## TRY IT
Copy out every line of the data where the word "JSON" is found.

START SOURCE DATA

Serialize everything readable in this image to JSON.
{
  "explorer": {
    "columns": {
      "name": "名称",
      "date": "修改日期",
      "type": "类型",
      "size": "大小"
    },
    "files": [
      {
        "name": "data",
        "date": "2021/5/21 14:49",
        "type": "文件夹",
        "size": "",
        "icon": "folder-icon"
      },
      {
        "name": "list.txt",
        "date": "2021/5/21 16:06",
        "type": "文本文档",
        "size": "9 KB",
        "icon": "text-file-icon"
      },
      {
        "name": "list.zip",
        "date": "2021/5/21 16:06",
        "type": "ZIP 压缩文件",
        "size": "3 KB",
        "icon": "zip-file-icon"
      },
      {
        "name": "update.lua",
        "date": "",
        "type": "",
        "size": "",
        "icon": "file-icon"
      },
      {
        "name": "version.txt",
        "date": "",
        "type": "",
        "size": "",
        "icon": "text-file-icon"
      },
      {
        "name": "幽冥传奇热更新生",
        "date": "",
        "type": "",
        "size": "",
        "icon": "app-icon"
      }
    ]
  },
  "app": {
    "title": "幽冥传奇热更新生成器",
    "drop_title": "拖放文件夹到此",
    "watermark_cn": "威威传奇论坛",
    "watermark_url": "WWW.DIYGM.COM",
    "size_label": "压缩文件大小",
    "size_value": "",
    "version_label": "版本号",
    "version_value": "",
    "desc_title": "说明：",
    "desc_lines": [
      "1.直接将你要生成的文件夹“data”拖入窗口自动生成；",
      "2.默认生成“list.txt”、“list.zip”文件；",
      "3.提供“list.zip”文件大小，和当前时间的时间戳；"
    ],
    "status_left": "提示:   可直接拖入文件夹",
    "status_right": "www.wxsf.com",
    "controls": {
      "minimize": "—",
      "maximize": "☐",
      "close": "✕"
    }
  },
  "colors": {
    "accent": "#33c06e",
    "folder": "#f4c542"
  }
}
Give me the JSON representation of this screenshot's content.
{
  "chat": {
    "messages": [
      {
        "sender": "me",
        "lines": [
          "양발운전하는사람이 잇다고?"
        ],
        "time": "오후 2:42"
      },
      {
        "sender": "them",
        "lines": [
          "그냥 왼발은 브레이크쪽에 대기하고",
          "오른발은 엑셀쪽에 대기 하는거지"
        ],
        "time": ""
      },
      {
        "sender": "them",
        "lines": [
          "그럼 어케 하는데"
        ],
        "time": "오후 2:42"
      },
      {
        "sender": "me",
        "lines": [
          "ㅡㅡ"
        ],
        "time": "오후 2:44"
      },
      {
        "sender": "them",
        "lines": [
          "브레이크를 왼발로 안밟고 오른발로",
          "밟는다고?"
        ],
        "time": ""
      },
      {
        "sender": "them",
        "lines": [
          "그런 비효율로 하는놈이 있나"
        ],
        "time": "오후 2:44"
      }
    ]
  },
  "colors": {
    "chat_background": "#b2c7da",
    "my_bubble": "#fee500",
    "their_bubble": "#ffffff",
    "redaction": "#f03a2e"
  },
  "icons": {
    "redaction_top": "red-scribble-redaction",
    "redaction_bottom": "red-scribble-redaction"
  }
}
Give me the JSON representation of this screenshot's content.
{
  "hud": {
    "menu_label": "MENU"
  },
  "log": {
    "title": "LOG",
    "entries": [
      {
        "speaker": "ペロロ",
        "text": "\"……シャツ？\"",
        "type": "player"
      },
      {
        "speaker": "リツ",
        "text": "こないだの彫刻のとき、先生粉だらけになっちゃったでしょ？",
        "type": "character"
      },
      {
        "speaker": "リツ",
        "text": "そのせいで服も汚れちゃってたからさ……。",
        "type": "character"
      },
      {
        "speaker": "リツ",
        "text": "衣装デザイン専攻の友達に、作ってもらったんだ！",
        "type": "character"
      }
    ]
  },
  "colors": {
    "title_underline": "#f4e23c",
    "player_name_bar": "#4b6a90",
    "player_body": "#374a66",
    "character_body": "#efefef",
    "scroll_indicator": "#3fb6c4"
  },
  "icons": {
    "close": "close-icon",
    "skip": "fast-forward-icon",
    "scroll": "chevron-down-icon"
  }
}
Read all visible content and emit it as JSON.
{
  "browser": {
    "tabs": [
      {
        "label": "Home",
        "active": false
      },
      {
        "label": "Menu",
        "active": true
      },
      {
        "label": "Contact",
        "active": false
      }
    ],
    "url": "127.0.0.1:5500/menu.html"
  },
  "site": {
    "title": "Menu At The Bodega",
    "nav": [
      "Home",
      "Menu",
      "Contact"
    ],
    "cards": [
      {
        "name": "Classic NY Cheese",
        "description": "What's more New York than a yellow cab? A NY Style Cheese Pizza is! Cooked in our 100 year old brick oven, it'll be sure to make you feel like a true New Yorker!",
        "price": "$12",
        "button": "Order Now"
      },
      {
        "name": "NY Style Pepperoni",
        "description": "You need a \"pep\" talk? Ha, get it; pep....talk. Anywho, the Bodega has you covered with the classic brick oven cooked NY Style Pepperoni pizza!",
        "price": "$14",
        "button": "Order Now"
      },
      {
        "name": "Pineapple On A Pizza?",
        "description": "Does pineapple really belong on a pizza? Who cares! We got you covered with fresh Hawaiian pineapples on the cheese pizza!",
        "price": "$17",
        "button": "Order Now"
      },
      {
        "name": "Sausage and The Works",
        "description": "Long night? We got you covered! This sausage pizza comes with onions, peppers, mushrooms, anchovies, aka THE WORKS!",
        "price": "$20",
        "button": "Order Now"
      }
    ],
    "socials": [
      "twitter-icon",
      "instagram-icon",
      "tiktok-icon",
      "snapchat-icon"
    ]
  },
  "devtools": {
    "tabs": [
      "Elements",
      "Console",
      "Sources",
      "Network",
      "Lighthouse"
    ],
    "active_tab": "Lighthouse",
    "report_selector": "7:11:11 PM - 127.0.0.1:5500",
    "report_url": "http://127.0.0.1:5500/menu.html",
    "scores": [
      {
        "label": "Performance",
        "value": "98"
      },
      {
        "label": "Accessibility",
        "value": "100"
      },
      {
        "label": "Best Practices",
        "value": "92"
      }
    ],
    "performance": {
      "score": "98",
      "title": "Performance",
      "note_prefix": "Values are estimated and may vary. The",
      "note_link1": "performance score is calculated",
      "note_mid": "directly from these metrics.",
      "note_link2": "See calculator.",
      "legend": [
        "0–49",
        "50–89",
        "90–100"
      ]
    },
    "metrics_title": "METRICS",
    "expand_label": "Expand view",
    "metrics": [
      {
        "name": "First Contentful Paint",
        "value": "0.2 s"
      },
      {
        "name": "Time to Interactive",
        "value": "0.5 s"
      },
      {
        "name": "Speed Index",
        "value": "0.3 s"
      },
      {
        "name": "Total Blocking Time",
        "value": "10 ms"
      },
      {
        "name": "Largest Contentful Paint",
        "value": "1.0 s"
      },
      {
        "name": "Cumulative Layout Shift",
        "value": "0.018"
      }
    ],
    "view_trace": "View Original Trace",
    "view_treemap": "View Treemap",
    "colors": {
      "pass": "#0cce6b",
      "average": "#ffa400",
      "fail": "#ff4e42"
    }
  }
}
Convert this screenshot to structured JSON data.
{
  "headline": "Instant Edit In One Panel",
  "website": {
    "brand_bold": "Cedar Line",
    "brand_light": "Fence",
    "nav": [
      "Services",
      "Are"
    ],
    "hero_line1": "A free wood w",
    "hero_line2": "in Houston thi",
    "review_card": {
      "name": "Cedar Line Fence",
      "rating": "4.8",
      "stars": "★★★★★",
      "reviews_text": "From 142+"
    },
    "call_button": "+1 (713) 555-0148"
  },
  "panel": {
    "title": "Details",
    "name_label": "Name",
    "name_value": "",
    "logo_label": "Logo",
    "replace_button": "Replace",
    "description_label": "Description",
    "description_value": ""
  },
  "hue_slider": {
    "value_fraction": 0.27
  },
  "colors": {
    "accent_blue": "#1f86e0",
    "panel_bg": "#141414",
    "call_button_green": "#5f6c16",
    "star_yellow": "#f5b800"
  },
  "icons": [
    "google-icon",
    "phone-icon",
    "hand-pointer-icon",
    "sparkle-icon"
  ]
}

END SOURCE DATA

## TASK SOLUTION
Serialize everything readable in this image to JSON.
Give me the JSON representation of this screenshot's content.
Give me the JSON representation of this screenshot's content.
Read all visible content and emit it as JSON.
Convert this screenshot to structured JSON data.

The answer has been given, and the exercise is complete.